Every building meant to last for years must have at its base a solid foundation. Solid foundations are also a crucial part of business relationships in the construction industry.
When you and your business are contemplating consummation of a new business arrangement, there are several things to consider before putting your name on a construction contract.
Some of the most important clauses that should be included in a well-constructed contract are scope of work, price and the time frame in which goods or services are to be delivered. However, clauses related to indemnity, insurance, attorneys' fees and dispute resolution mechanisms are often equally important.
Remember that, in general, once the contract has been agreed to and signed, it cannot be changed unless both parties agree. It is much simpler and easier to get the terms right the first time.
Another thing to keep in mind as you contemplate a contract that has been prepared by the other party or is perhaps a boilerplate document: read it carefully and then have your construction law attorney examine the document as well.

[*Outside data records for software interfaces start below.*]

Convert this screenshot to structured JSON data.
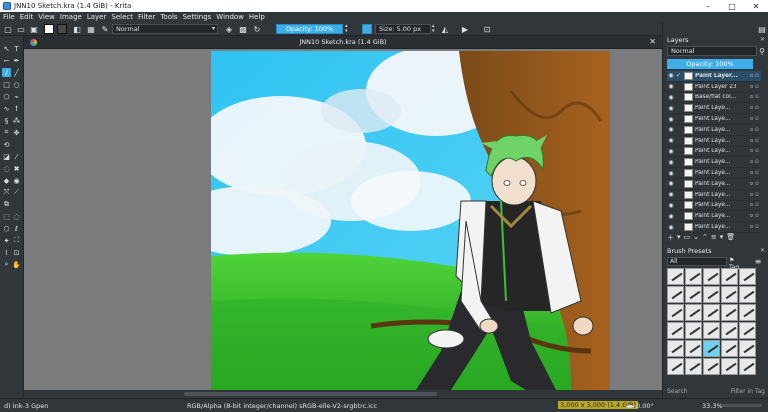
{
  "window": {
    "title": "JNN10 Sketch.kra (1.4 GiB) - Krita",
    "minimize": "–",
    "maximize": "□",
    "close": "✕"
  },
  "menu": [
    "File",
    "Edit",
    "View",
    "Image",
    "Layer",
    "Select",
    "Filter",
    "Tools",
    "Settings",
    "Window",
    "Help"
  ],
  "toolbar": {
    "blend_mode": "Normal",
    "opacity": "Opacity: 100%",
    "size": "Size: 5.00 px",
    "foreground_color": "#4a4a4a",
    "background_color": "#ffffff"
  },
  "document": {
    "tab_title": "JNN10 Sketch.kra (1.4 GiB)",
    "close": "✕"
  },
  "dock": {
    "layers_title": "Layers",
    "blend_mode": "Normal",
    "opacity": "Opacity: 100%",
    "layers": [
      {
        "name": "Paint Layer...",
        "selected": true
      },
      {
        "name": "Paint Layer 23",
        "selected": false
      },
      {
        "name": "Base/flat col...",
        "selected": false
      },
      {
        "name": "Paint Laye...",
        "selected": false
      },
      {
        "name": "Paint Laye...",
        "selected": false
      },
      {
        "name": "Paint Laye...",
        "selected": false
      },
      {
        "name": "Paint Laye...",
        "selected": false
      },
      {
        "name": "Paint Laye...",
        "selected": false
      },
      {
        "name": "Paint Laye...",
        "selected": false
      },
      {
        "name": "Paint Laye...",
        "selected": false
      },
      {
        "name": "Paint Laye...",
        "selected": false
      },
      {
        "name": "Paint Laye...",
        "selected": false
      },
      {
        "name": "Paint Laye...",
        "selected": false
      },
      {
        "name": "Paint Laye...",
        "selected": false
      },
      {
        "name": "Paint Laye...",
        "selected": false
      }
    ],
    "brush_presets_title": "Brush Presets",
    "brush_filter": "All",
    "tag_label": "Tag",
    "search_placeholder": "Search",
    "filter_in_tag": "Filter in Tag"
  },
  "statusbar": {
    "brush": "d) Ink-3 Gpen",
    "color_space": "RGB/Alpha (8-bit integer/channel)  sRGB-elle-V2-srgbtrc.icc",
    "canvas_size": "3,000 x 3,000 (1.4 GiB)",
    "rotation": "0.00°",
    "zoom": "33.3%"
  }
}
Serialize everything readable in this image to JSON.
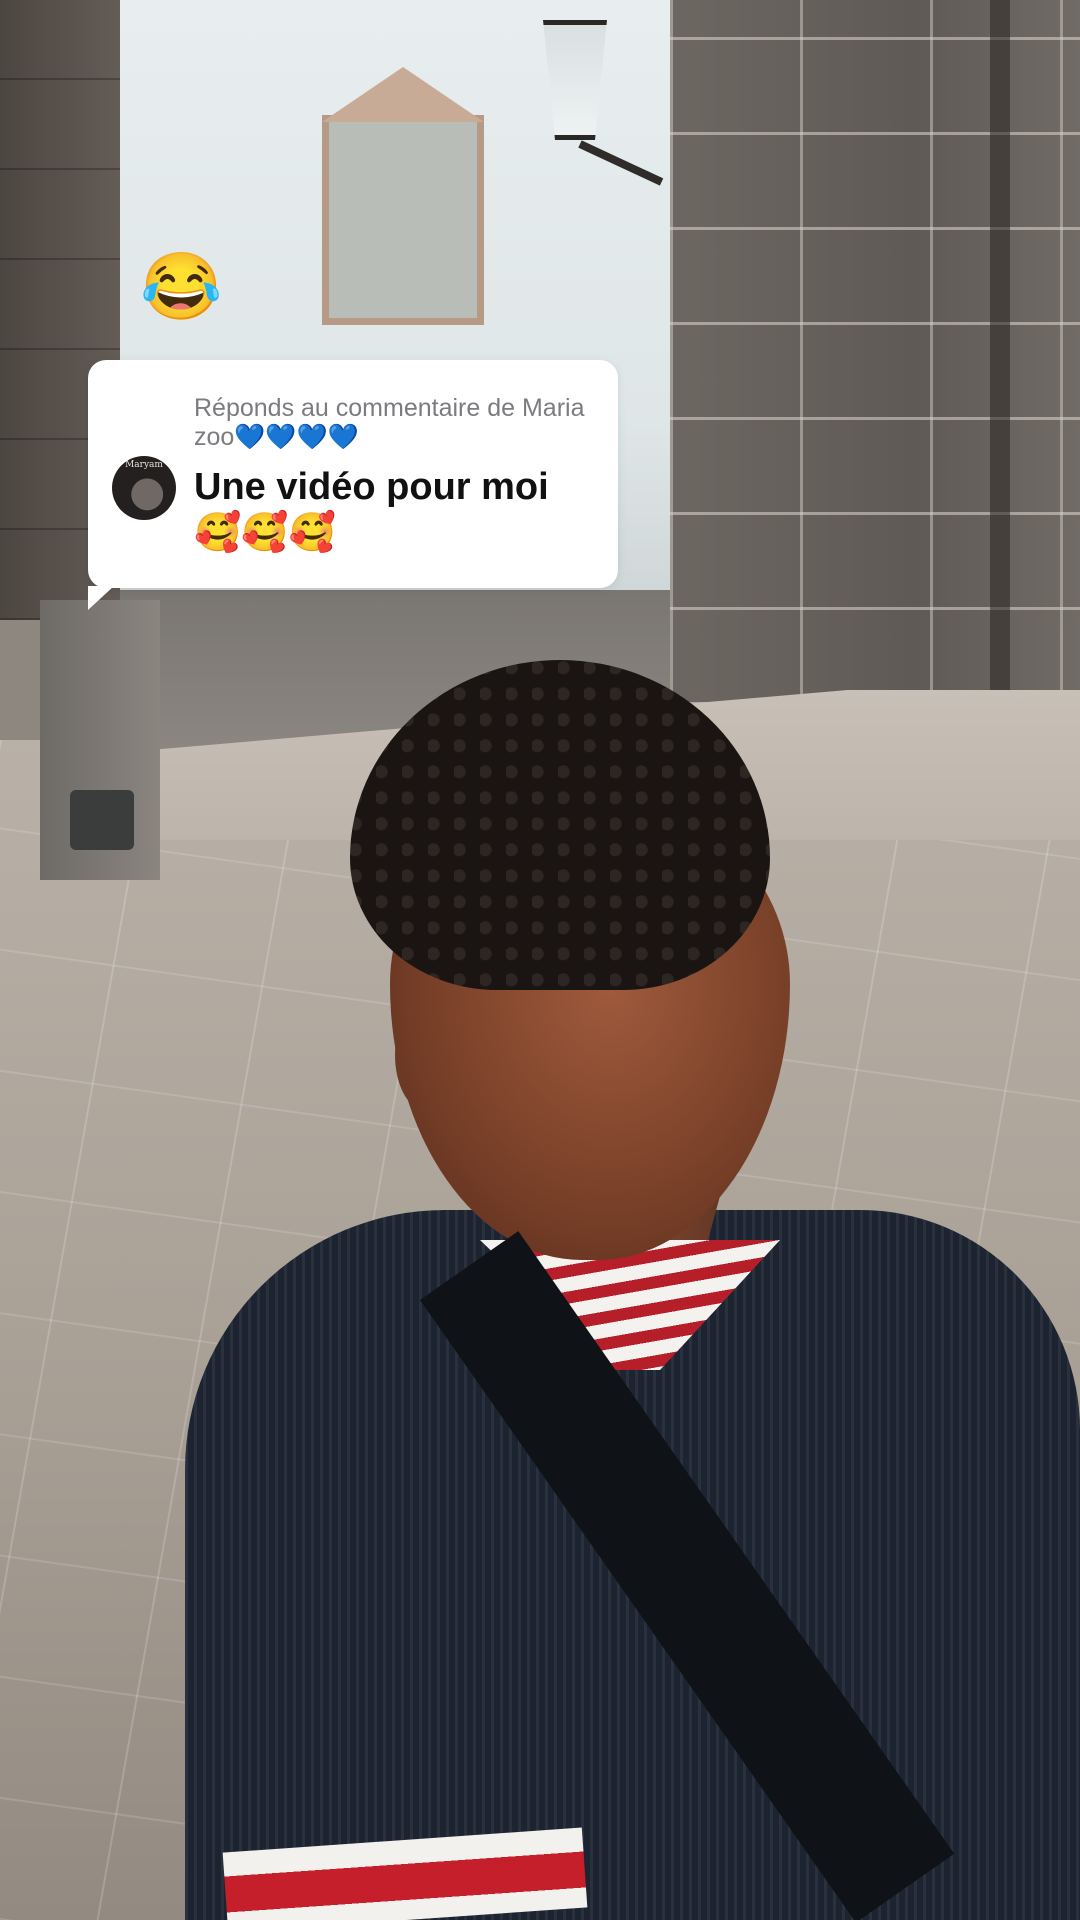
{
  "overlay": {
    "reaction_emoji": "😂"
  },
  "reply_card": {
    "header": "Réponds au commentaire de Maria zoo💙💙💙💙",
    "comment": "Une vidéo pour moi 🥰🥰🥰",
    "avatar": {
      "label": "Maryam",
      "icon": "profile-avatar-image"
    }
  },
  "colors": {
    "card_background": "#ffffff",
    "header_text": "#7b7b80",
    "comment_text": "#111111"
  }
}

An experienced attorney can help you understand the terms of the contract and what it obligates you and the other party to when signed. The last thing you want is for a dispute to arise and only then learn of an overlooked provision in the agreement you signed.